Exercise description:
Write back every line of the listing exactly, excluding images.

Data supplied:
────────────────
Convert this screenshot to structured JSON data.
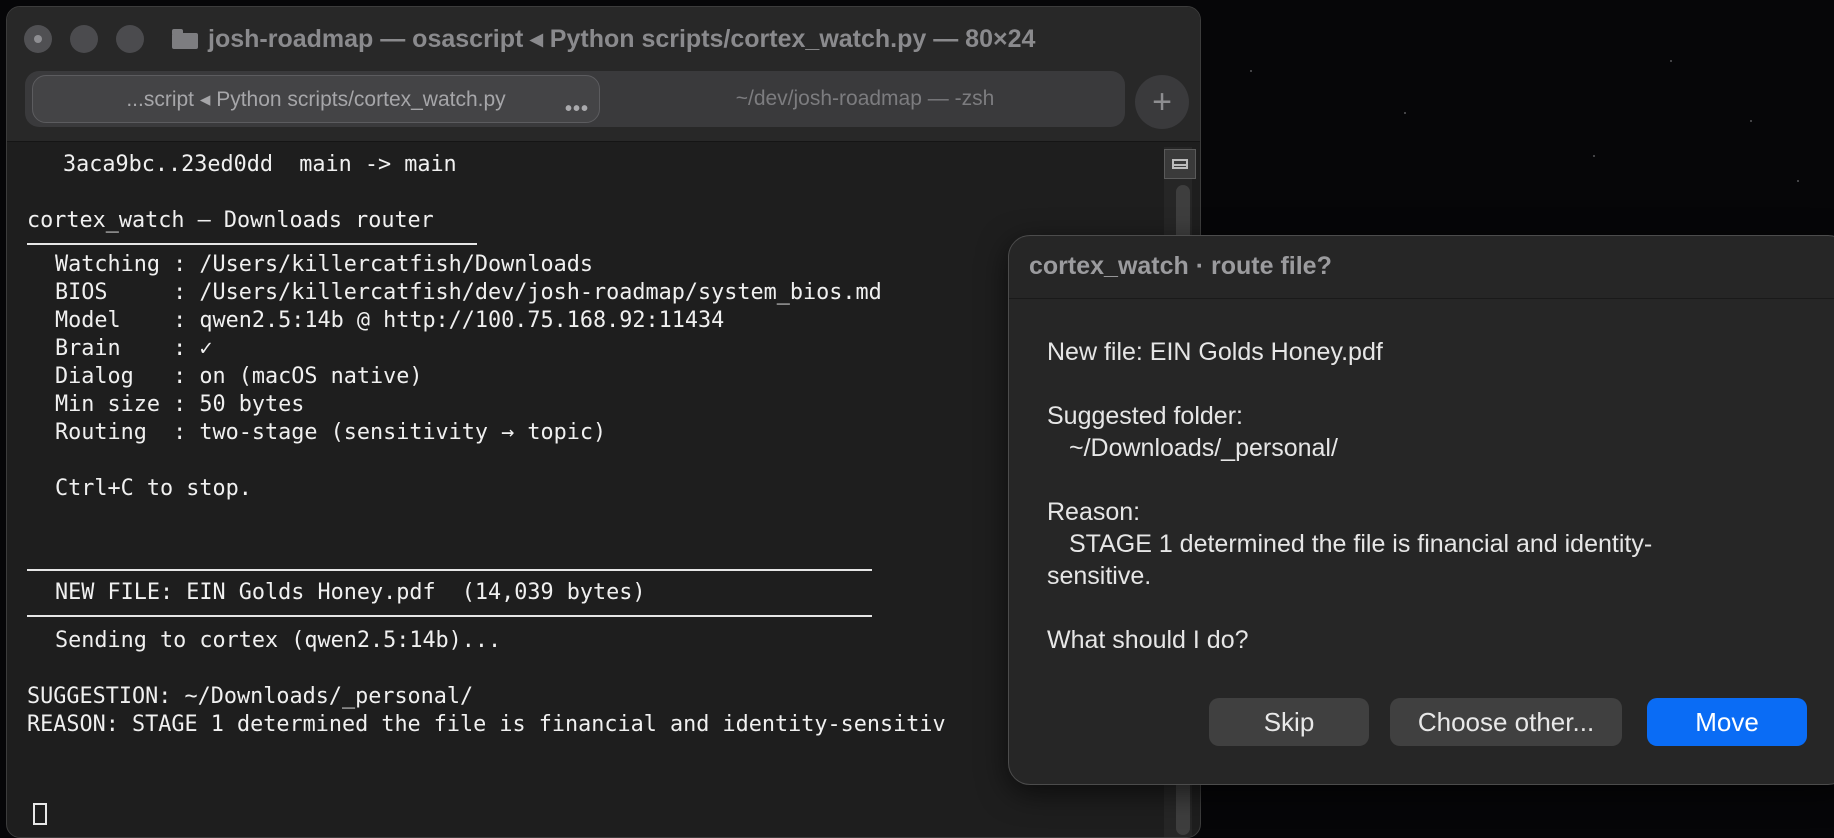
{
  "terminal": {
    "window_title": "josh-roadmap — osascript ◂ Python scripts/cortex_watch.py — 80×24",
    "tabs": [
      {
        "label": "...script ◂ Python scripts/cortex_watch.py",
        "active": true,
        "more_label": "•••"
      },
      {
        "label": "~/dev/josh-roadmap — -zsh",
        "active": false
      }
    ],
    "new_tab_label": "+",
    "lines": {
      "git": "3aca9bc..23ed0dd  main -> main",
      "header": "cortex_watch — Downloads router",
      "watching": "Watching : /Users/killercatfish/Downloads",
      "bios": "BIOS     : /Users/killercatfish/dev/josh-roadmap/system_bios.md",
      "model": "Model    : qwen2.5:14b @ http://100.75.168.92:11434",
      "brain": "Brain    : ✓",
      "dialog": "Dialog   : on (macOS native)",
      "min_size": "Min size : 50 bytes",
      "routing": "Routing  : two-stage (sensitivity → topic)",
      "stop": "Ctrl+C to stop.",
      "new_file": "NEW FILE: EIN Golds Honey.pdf  (14,039 bytes)",
      "sending": "Sending to cortex (qwen2.5:14b)...",
      "suggestion": "SUGGESTION: ~/Downloads/_personal/",
      "reason": "REASON: STAGE 1 determined the file is financial and identity-sensitiv"
    }
  },
  "dialog": {
    "title": "cortex_watch · route file?",
    "new_file": "New file:  EIN Golds Honey.pdf",
    "suggested_label": "Suggested folder:",
    "suggested_value": "~/Downloads/_personal/",
    "reason_label": "Reason:",
    "reason_value_1": "STAGE 1 determined the file is financial and identity-",
    "reason_value_2": "sensitive.",
    "question": "What should I do?",
    "buttons": {
      "skip": "Skip",
      "choose_other": "Choose other...",
      "move": "Move"
    }
  },
  "colors": {
    "accent_button": "#0a6cf5",
    "terminal_bg": "#1e1e1e",
    "dialog_bg": "#262626"
  }
}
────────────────
Solution for this task:
Convert this screenshot to structured JSON data.
{
  "terminal": {
    "window_title": "josh-roadmap — osascript ◂ Python scripts/cortex_watch.py — 80×24",
    "tabs": [
      {
        "label": "...script ◂ Python scripts/cortex_watch.py",
        "active": true,
        "more_label": "•••"
      },
      {
        "label": "~/dev/josh-roadmap — -zsh",
        "active": false
      }
    ],
    "new_tab_label": "+",
    "lines": {
      "git": "3aca9bc..23ed0dd  main -> main",
      "header": "cortex_watch — Downloads router",
      "watching": "Watching : /Users/killercatfish/Downloads",
      "bios": "BIOS     : /Users/killercatfish/dev/josh-roadmap/system_bios.md",
      "model": "Model    : qwen2.5:14b @ http://100.75.168.92:11434",
      "brain": "Brain    : ✓",
      "dialog": "Dialog   : on (macOS native)",
      "min_size": "Min size : 50 bytes",
      "routing": "Routing  : two-stage (sensitivity → topic)",
      "stop": "Ctrl+C to stop.",
      "new_file": "NEW FILE: EIN Golds Honey.pdf  (14,039 bytes)",
      "sending": "Sending to cortex (qwen2.5:14b)...",
      "suggestion": "SUGGESTION: ~/Downloads/_personal/",
      "reason": "REASON: STAGE 1 determined the file is financial and identity-sensitiv"
    }
  },
  "dialog": {
    "title": "cortex_watch · route file?",
    "new_file": "New file:  EIN Golds Honey.pdf",
    "suggested_label": "Suggested folder:",
    "suggested_value": "~/Downloads/_personal/",
    "reason_label": "Reason:",
    "reason_value_1": "STAGE 1 determined the file is financial and identity-",
    "reason_value_2": "sensitive.",
    "question": "What should I do?",
    "buttons": {
      "skip": "Skip",
      "choose_other": "Choose other...",
      "move": "Move"
    }
  },
  "colors": {
    "accent_button": "#0a6cf5",
    "terminal_bg": "#1e1e1e",
    "dialog_bg": "#262626"
  }
}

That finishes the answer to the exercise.